### Task statement
Every line of the entries below that includes "title" belongs in the answer, copied as written.
☆ ☆ ☆ ☆ ☆
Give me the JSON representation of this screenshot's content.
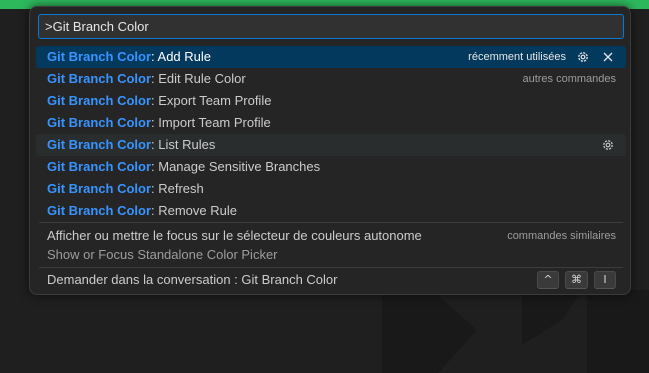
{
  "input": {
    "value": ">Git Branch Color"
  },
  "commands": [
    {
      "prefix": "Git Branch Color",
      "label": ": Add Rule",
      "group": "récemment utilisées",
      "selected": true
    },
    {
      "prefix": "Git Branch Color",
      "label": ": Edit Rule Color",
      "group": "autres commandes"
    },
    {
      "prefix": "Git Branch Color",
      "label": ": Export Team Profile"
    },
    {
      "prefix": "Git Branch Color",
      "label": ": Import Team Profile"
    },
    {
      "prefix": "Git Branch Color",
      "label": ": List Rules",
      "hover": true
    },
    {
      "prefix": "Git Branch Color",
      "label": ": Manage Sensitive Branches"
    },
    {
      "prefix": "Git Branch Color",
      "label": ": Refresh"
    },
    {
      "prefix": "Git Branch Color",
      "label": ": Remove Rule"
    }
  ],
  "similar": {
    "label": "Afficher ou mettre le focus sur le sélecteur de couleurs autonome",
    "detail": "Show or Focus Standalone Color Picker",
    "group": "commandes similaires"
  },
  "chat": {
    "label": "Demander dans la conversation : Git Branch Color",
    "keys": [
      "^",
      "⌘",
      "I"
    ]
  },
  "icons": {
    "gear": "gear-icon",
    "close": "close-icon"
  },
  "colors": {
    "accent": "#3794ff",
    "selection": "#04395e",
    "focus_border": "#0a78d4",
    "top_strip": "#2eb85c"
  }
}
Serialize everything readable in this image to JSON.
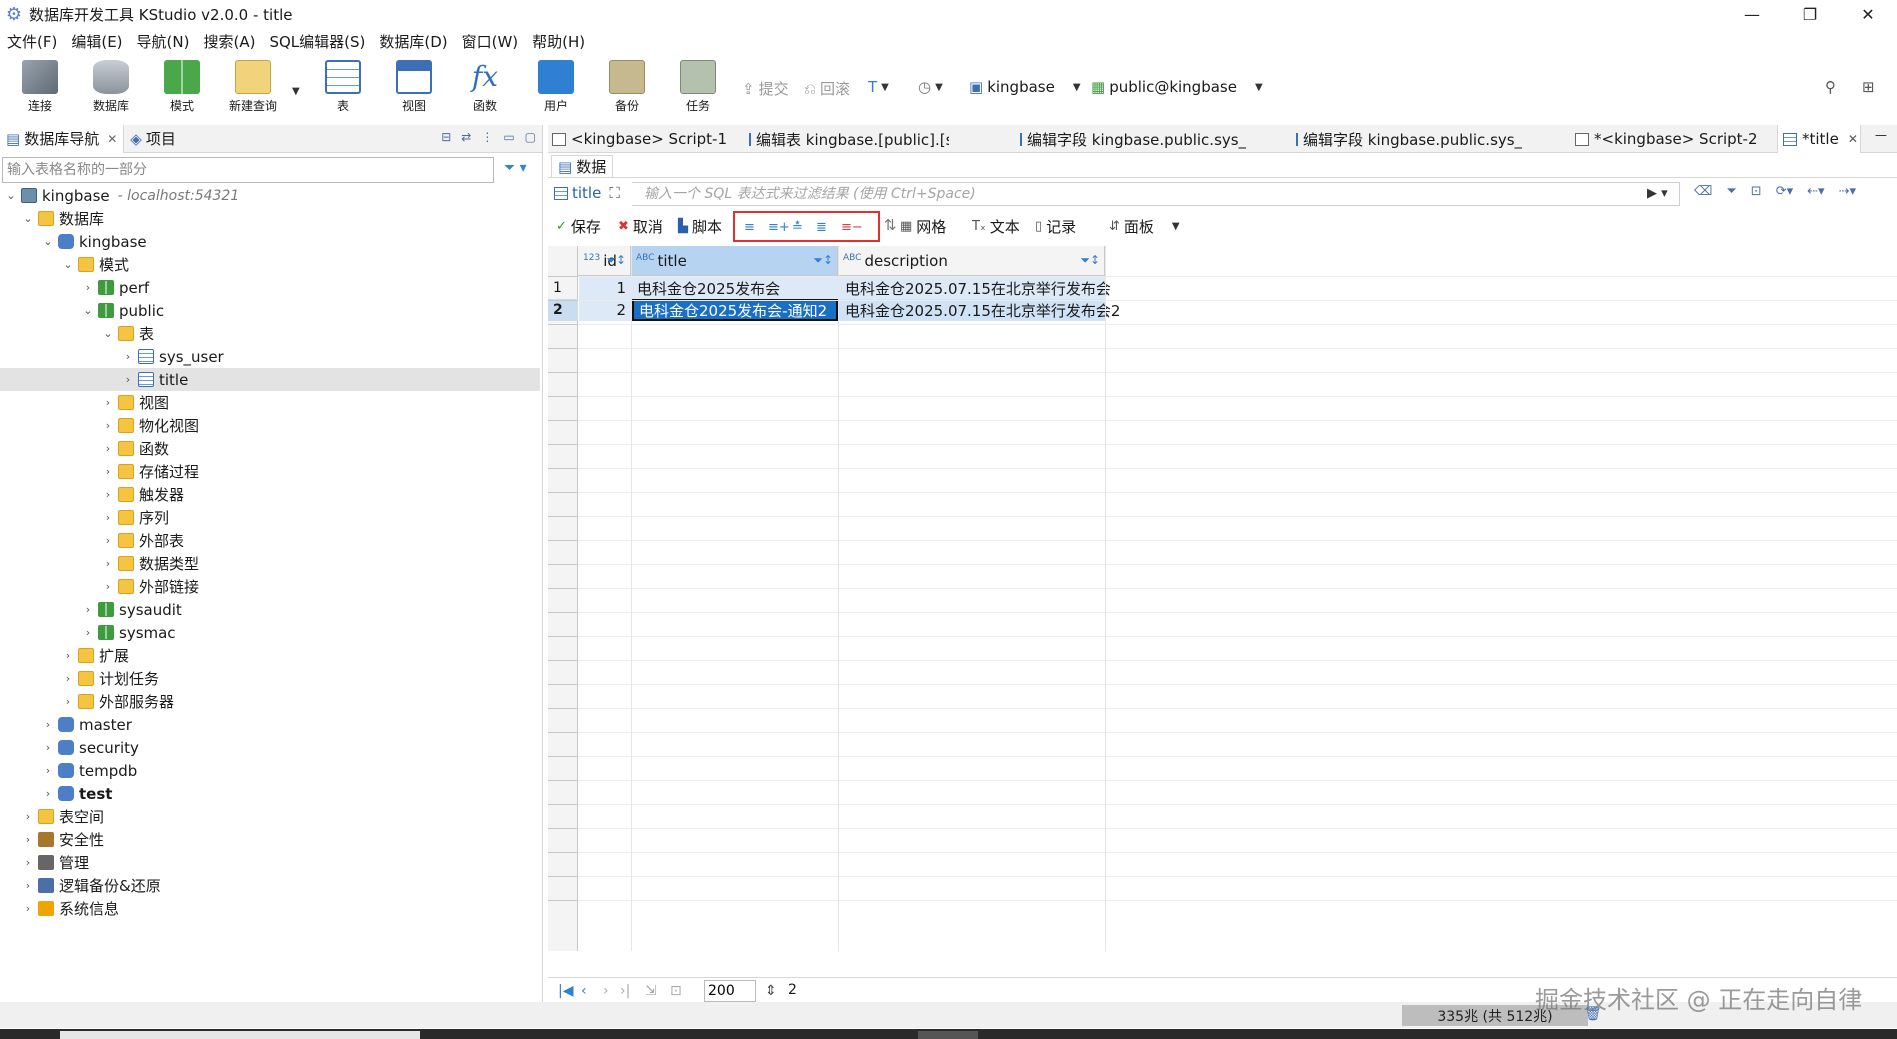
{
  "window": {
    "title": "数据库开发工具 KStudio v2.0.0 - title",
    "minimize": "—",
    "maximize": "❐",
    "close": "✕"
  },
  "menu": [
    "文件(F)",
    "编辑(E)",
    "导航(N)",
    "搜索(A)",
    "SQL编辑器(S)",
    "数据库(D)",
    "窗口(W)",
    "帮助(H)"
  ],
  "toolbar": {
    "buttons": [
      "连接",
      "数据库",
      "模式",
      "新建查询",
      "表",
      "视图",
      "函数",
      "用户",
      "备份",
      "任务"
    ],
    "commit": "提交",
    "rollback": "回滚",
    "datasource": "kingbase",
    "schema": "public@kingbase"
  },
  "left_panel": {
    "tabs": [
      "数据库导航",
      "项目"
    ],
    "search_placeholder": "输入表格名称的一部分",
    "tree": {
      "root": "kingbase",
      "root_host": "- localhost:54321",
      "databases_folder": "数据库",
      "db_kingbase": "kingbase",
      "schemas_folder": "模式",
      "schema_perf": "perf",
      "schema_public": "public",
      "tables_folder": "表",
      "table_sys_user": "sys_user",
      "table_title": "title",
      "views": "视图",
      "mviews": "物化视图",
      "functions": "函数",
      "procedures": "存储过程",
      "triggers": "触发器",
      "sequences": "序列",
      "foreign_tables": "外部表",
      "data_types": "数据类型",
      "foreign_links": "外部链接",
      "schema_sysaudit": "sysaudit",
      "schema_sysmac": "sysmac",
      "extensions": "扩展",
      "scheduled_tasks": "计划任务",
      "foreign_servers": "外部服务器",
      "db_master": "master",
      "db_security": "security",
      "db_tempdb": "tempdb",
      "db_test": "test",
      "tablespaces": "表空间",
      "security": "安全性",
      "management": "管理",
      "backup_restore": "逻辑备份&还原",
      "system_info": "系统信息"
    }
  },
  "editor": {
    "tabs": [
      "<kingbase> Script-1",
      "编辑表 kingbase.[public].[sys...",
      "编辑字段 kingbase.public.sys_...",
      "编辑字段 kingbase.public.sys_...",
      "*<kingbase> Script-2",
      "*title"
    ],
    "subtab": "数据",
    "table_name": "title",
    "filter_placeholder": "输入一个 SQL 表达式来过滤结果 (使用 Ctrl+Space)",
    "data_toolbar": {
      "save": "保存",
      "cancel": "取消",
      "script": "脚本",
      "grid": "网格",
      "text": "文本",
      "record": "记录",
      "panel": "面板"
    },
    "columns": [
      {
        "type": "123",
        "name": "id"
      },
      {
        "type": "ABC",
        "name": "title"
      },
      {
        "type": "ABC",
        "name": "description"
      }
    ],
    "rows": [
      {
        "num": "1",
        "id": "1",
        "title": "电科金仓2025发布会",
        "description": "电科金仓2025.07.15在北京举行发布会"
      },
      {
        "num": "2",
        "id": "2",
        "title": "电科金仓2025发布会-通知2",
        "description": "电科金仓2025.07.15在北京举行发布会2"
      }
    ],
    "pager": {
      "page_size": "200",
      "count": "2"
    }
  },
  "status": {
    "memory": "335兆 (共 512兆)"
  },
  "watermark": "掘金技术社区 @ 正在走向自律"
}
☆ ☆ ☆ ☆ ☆
### Result of this task
    "title": "数据库开发工具 KStudio v2.0.0 - title",
      "table_title": "title",
      "*title"
    "table_name": "title",
        "name": "title"
        "title": "电科金仓2025发布会",
        "title": "电科金仓2025发布会-通知2",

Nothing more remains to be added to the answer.